Senate Democrats weakened to change the legislative filibuster for a voting bill on Wednesday night, after Sens. Joe Manchin and Kyrsten Sinema voted with Republicans to reject the policies reform, giving President Biden and the party a bitter defeat.
Senators elected 52-48 to veto the modification of the rules, which would have forbidden the 60-vote barrier for the election bill. Democrats would require unity from all 50 of their members, plus Vice President Harris, to break a tie to be profitable.
The results stated the defeat of Democrats in a telegraph. Prolonged push to pass the legislation even if it indicated changing the rules so they could do it alone. Even as the struggle seemed steadied to fall tight, Biden and Senate Majority Leader Charles Schumer poured time and political equity into the battle.
Biden took off to Georgia earlier this month to persuade Senate Democrats to endorse voting rights legislation remake the Senate’s rules if necessary. An identical pitch to the caucus during a closed-door meeting last week was made. Post vote In a statement, Biden said that he was “profoundly disappointed” in the Senate.
GOP Leader Agitation Reflects In His Statement
Schumer spoke of both issues on the Senate floor during tv appearances and in New York for Martin Luther King Jr. Day celebrations. Democrats were stressed to hold voting due to the outcome, but they had to portray they backed voting rights.
Schumer on Wednesday made a final appeal to his party post-Republicans thwarted the voting bill. It would have incorporated the Freedom to Vote Act, which overhauls elections and campaign finance laws, and the John Lewis Voting Rights Act, broadening and strengthening the 1965 Voting Rights Act.
Schumer said, “The only option to proceed on these crucial issues is to remake the laws in the modest way we have proposed. My colleague’s history is watching us. Let us choose in favor of our democracy,”
Senate GOP leader Mitch McConnell raged over the attempted rules change, blaming Democrats for trying to “break the Senate.”
McConnell announced, “The Senate will be saved tonight. America can breathe a sigh of relief. This radicalism will have been stopped, and it’s a good day for America,”
Under the rules change proposal, Democrats would have gotten rid of the 60-vote hurdle currently required for most legislation. But only for the voting rights bill. Instead, opponents could delay the election legislation by holding the floor. But it could pass by a simple majority after that.
Schumer picked up support for the proposal, which he announced on Tuesday night, throughout Wednesday. Sen. Mark Kelly (D-Ariz.), who had previously said he would study the issue, announced on Wednesday morning that he would support the rules change proposal.
Democratic Senators Involved In The Negotiations Say They Went With A Narrower Proposal To Shore Up Support.
“If campaign finance and voting rights reforms are obstructed again this week, I will endorse the proposed changes to pass them with a majority vote.

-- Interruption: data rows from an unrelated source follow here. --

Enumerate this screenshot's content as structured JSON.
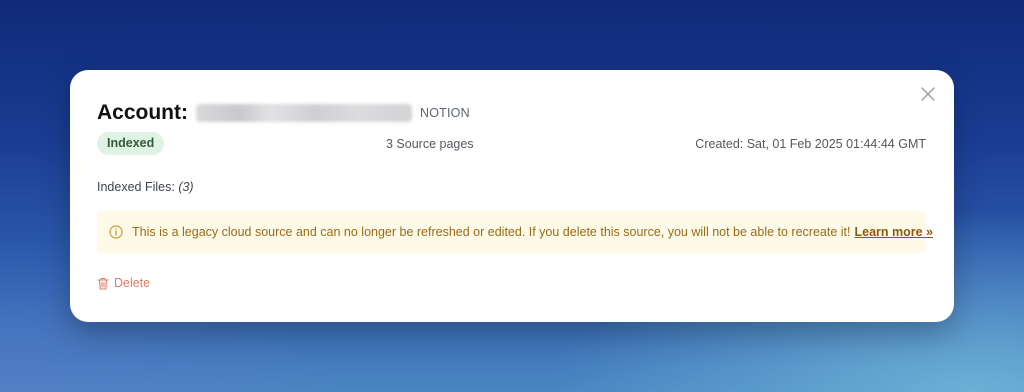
{
  "modal": {
    "title_label": "Account:",
    "provider": "NOTION",
    "close_icon": "close-icon"
  },
  "status": {
    "badge": "Indexed",
    "source_pages": "3 Source pages",
    "created": "Created: Sat, 01 Feb 2025 01:44:44 GMT"
  },
  "indexed_files": {
    "label": "Indexed Files:",
    "count": "(3)"
  },
  "notice": {
    "icon": "info-icon",
    "text": "This is a legacy cloud source and can no longer be refreshed or edited. If you delete this source, you will not be able to recreate it!",
    "link": "Learn more »"
  },
  "actions": {
    "delete_icon": "trash-icon",
    "delete_label": "Delete"
  },
  "colors": {
    "badge_bg": "#dff2e3",
    "notice_bg": "#fdfbe8",
    "notice_text": "#9a6a18",
    "delete": "#e27a6a"
  }
}
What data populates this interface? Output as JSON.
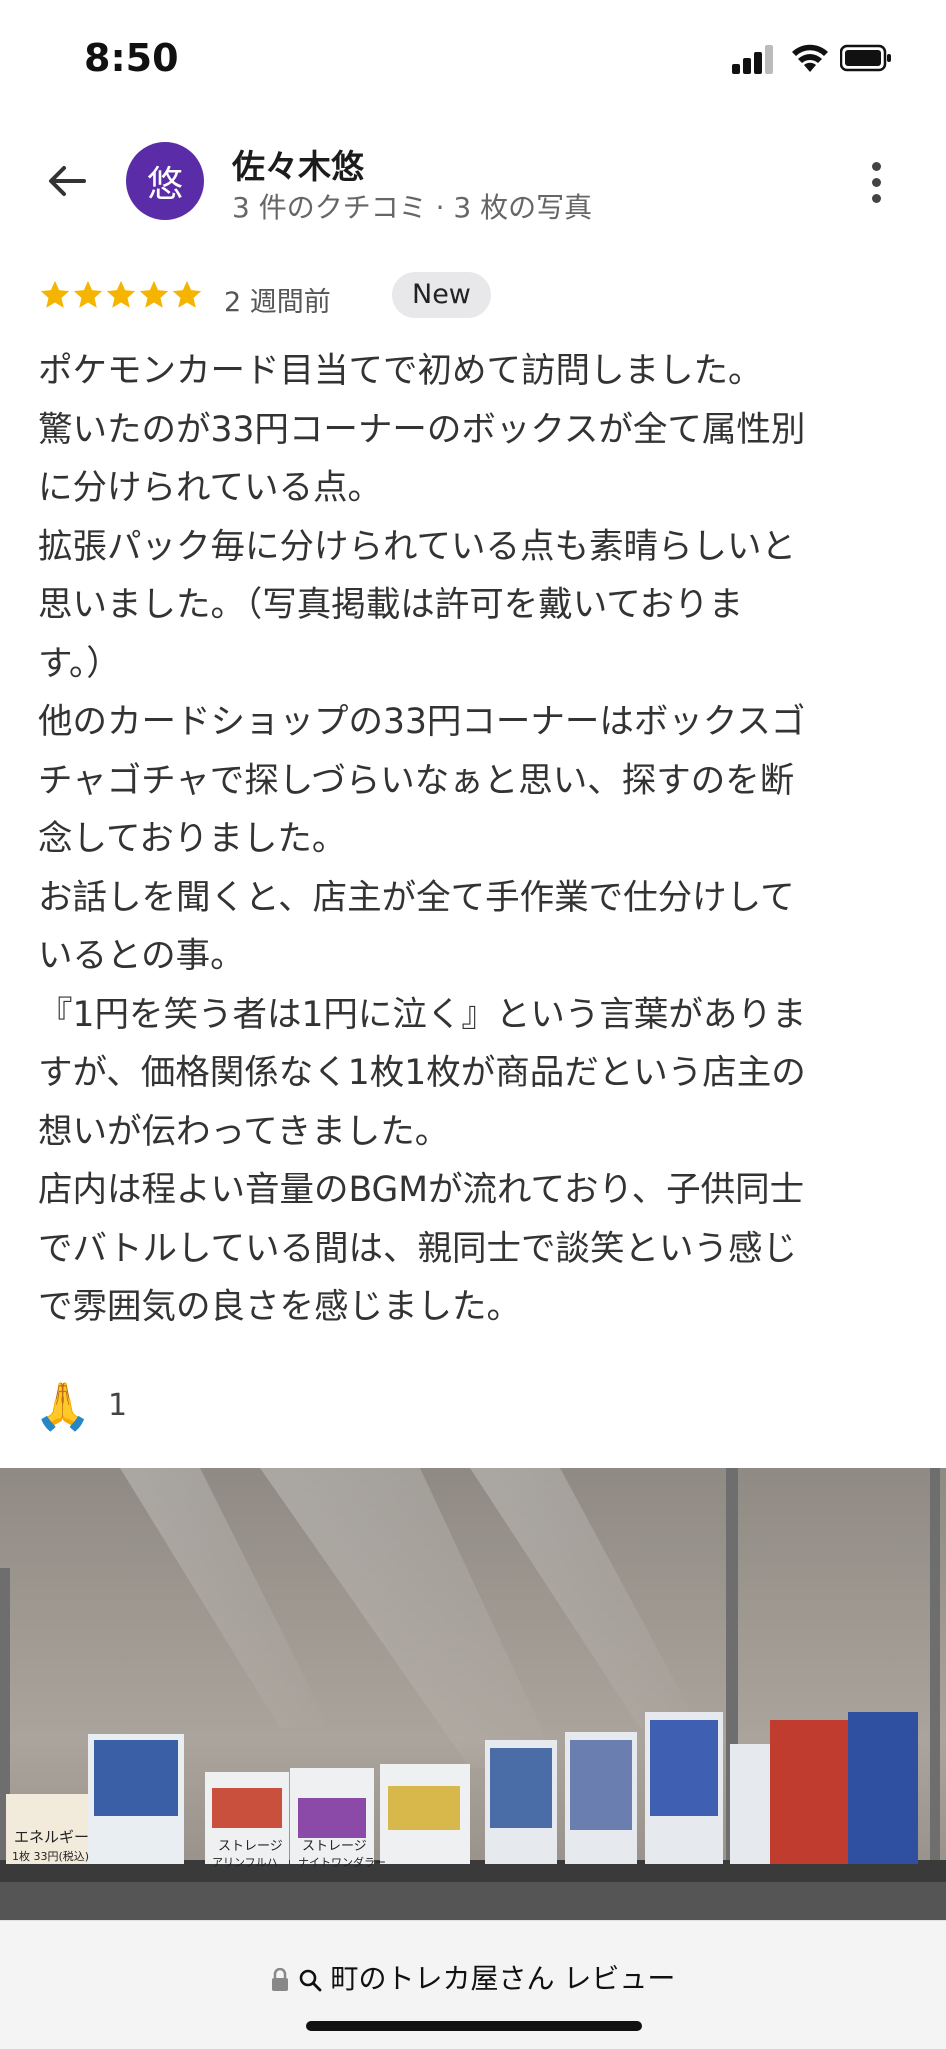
{
  "status": {
    "time": "8:50"
  },
  "header": {
    "avatar_letter": "悠",
    "user_name": "佐々木悠",
    "user_meta": "3 件のクチコミ · 3 枚の写真"
  },
  "review": {
    "rating": 5,
    "time_ago": "2 週間前",
    "badge": "New",
    "lines": [
      "ポケモンカード目当てで初めて訪問しました。",
      "驚いたのが33円コーナーのボックスが全て属性別",
      "に分けられている点。",
      "拡張パック毎に分けられている点も素晴らしいと",
      "思いました。（写真掲載は許可を戴いておりま",
      "す。）",
      "他のカードショップの33円コーナーはボックスゴ",
      "チャゴチャで探しづらいなぁと思い、探すのを断",
      "念しておりました。",
      "お話しを聞くと、店主が全て手作業で仕分けして",
      "いるとの事。",
      "『1円を笑う者は1円に泣く』という言葉がありま",
      "すが、価格関係なく1枚1枚が商品だという店主の",
      "想いが伝わってきました。",
      "店内は程よい音量のBGMが流れており、子供同士",
      "でバトルしている間は、親同士で談笑という感じ",
      "で雰囲気の良さを感じました。"
    ],
    "reaction_emoji": "🙏",
    "reaction_count": "1"
  },
  "photo": {
    "labels": [
      "エネルギー",
      "1枚 33円(税込)",
      "ストレージ",
      "アリンフルハ",
      "ストレージ",
      "ナイトワンダラー"
    ]
  },
  "bottom_bar": {
    "url": "町のトレカ屋さん レビュー"
  },
  "colors": {
    "avatar": "#5a2ca8",
    "star": "#f4b400",
    "badge_bg": "#e8e8ea"
  },
  "icons": [
    "back-arrow-icon",
    "more-vert-icon",
    "star-icon",
    "lock-icon",
    "search-icon",
    "signal-icon",
    "wifi-icon",
    "battery-icon"
  ]
}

Protecting the vote-by-mail system utilized by most of the Arizonans and getting dark money out of our elections is too important to let fall victim to Washington dysfunction,” Kelly said in a statement.
Sen. Chris Coons said that he would “embrace a change that is as narrow and temporary as possible and will restore debate on the floor.”

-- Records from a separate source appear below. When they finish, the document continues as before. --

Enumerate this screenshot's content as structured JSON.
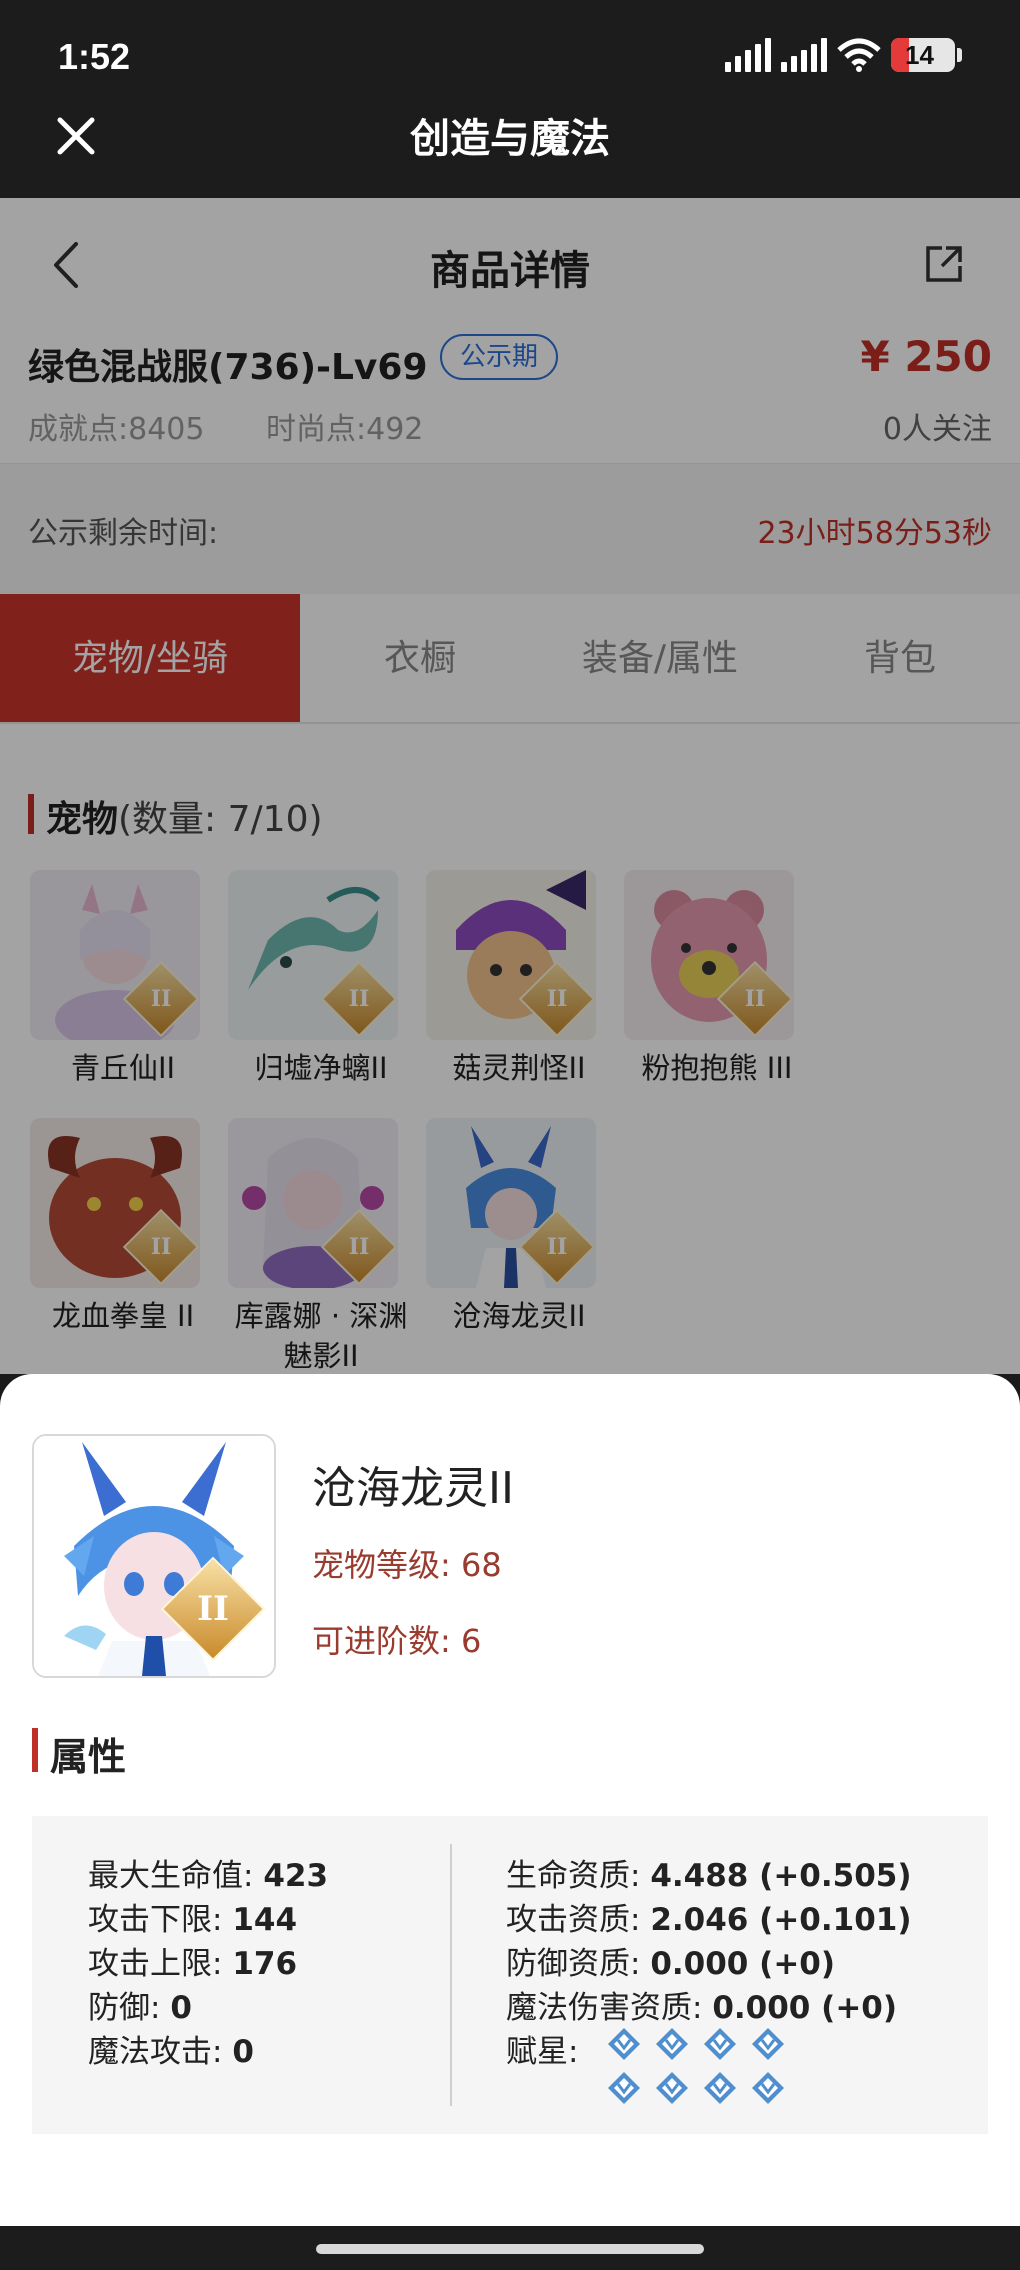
{
  "status_bar": {
    "time": "1:52",
    "battery": "14"
  },
  "app_header": {
    "title": "创造与魔法"
  },
  "nav": {
    "title": "商品详情"
  },
  "product": {
    "name": "绿色混战服(736)-Lv69",
    "badge": "公示期",
    "price": "¥ 250",
    "achievement": "成就点:8405",
    "fashion": "时尚点:492",
    "followers": "0人关注"
  },
  "countdown": {
    "label": "公示剩余时间:",
    "value": "23小时58分53秒"
  },
  "tabs": [
    "宠物/坐骑",
    "衣橱",
    "装备/属性",
    "背包"
  ],
  "pets_section": {
    "title": "宠物",
    "count": "(数量: 7/10)",
    "pets": [
      {
        "name": "青丘仙II"
      },
      {
        "name": "归墟净螭II"
      },
      {
        "name": "菇灵荆怪II"
      },
      {
        "name": "粉抱抱熊 III"
      },
      {
        "name": "龙血拳皇 II"
      },
      {
        "name": "库露娜 · 深渊魅影II"
      },
      {
        "name": "沧海龙灵II"
      }
    ]
  },
  "detail": {
    "name": "沧海龙灵II",
    "level": "宠物等级: 68",
    "advance": "可进阶数: 6",
    "attr_title": "属性",
    "left_attrs": [
      {
        "label": "最大生命值: ",
        "value": "423"
      },
      {
        "label": "攻击下限: ",
        "value": "144"
      },
      {
        "label": "攻击上限: ",
        "value": "176"
      },
      {
        "label": "防御: ",
        "value": "0"
      },
      {
        "label": "魔法攻击: ",
        "value": "0"
      }
    ],
    "right_attrs": [
      {
        "label": "生命资质: ",
        "value": "4.488 (+0.505)"
      },
      {
        "label": "攻击资质: ",
        "value": "2.046 (+0.101)"
      },
      {
        "label": "防御资质: ",
        "value": "0.000 (+0)"
      },
      {
        "label": "魔法伤害资质: ",
        "value": "0.000 (+0)"
      }
    ],
    "star_label": "赋星:",
    "stars": 8
  },
  "colors": {
    "accent": "#c8342c",
    "badge_blue": "#2f6fd8",
    "header_bg": "#1c1c1c"
  }
}
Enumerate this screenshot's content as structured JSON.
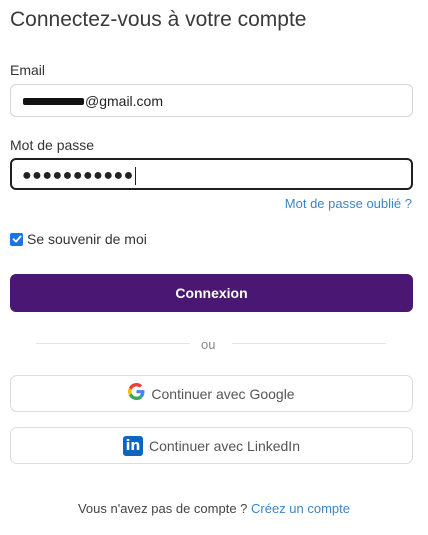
{
  "header": {
    "title": "Connectez-vous à votre compte"
  },
  "form": {
    "email_label": "Email",
    "email_value": "@gmail.com",
    "password_label": "Mot de passe",
    "password_value": "●●●●●●●●●●●",
    "forgot_link": "Mot de passe oublié ?",
    "remember_label": "Se souvenir de moi",
    "remember_checked": true,
    "submit_label": "Connexion"
  },
  "divider": {
    "label": "ou"
  },
  "social": {
    "google_label": "Continuer avec Google",
    "linkedin_label": "Continuer avec LinkedIn",
    "linkedin_icon_text": "in"
  },
  "footer": {
    "text": "Vous n'avez pas de compte ? ",
    "link": "Créez un compte"
  },
  "colors": {
    "primary": "#4a1772",
    "link": "#3a86c8",
    "checkbox": "#1a73e8",
    "linkedin": "#0a66c2"
  },
  "icons": {
    "google": "google-icon",
    "linkedin": "linkedin-icon",
    "checkbox": "checkmark-icon"
  }
}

“He’s narrowing it down even more hopefully to satisfy some folks,” said Sen. Tim Kaine (D-Va.), referring to Schumer.
But they could not move forward because of opposition from Manchin and Sinema – the two were viewed as the heftiest hurdles within the caucus.
Manchin reiterated his position just hours before the failed rules changed vote and chided Democrats for trying to “break the rules to change the rules.”
“For the last year, my Democratic colleagues have taken to the Senate floor, news airwaves, newspapers across the country. This is to argue that revoking the filibuster is rebuilding the vision of our founding fathers for this deliberate body. My friends that is simply not true. It’s not true,” Manchin said.
Minutes before voting, he pressed Sen. Jeff Merkley (D-Ore.) about why they couldn’t do a talking filibuster without the rules change. Merkley, however, said there were concerns that you wouldn’t be able to get to a final vote.
“Tonight … should not be the end of our efforts to make the Senate work better. Senators of both parties have proposed ideas. Some of that would earn my support – to make this body more productive, deliberative, and more responsive to Americans’ needs,” she added.
Manchin And Sinema Are Up For Re-Election In 2024?
The opposition sparked tensions among Democrats. With outside progressive groups and some colleagues opening the door to supporting a primary challenge.
Democrats are anticipated to ignore the voting rights push and filibuster discussion. As they want bipartisanship with Russia, Sanctions or funds for the government, they are attempting on reviving lost bills.
Filibuster reform advocates, however, predicted that rules changes would get through the Senate – eventually.
“Despite this obstacle, it has never been apparent that the filibuster is a dead rule walking,” said Eli Zupnick, a spokesman for Fix Our Senate. “Forty-eight Senate Democrats support reform. President Biden, a long-time supporter of the filibuster, now supports reform. Every Democrat running for Senate, from moderates to progressives, supports reform.”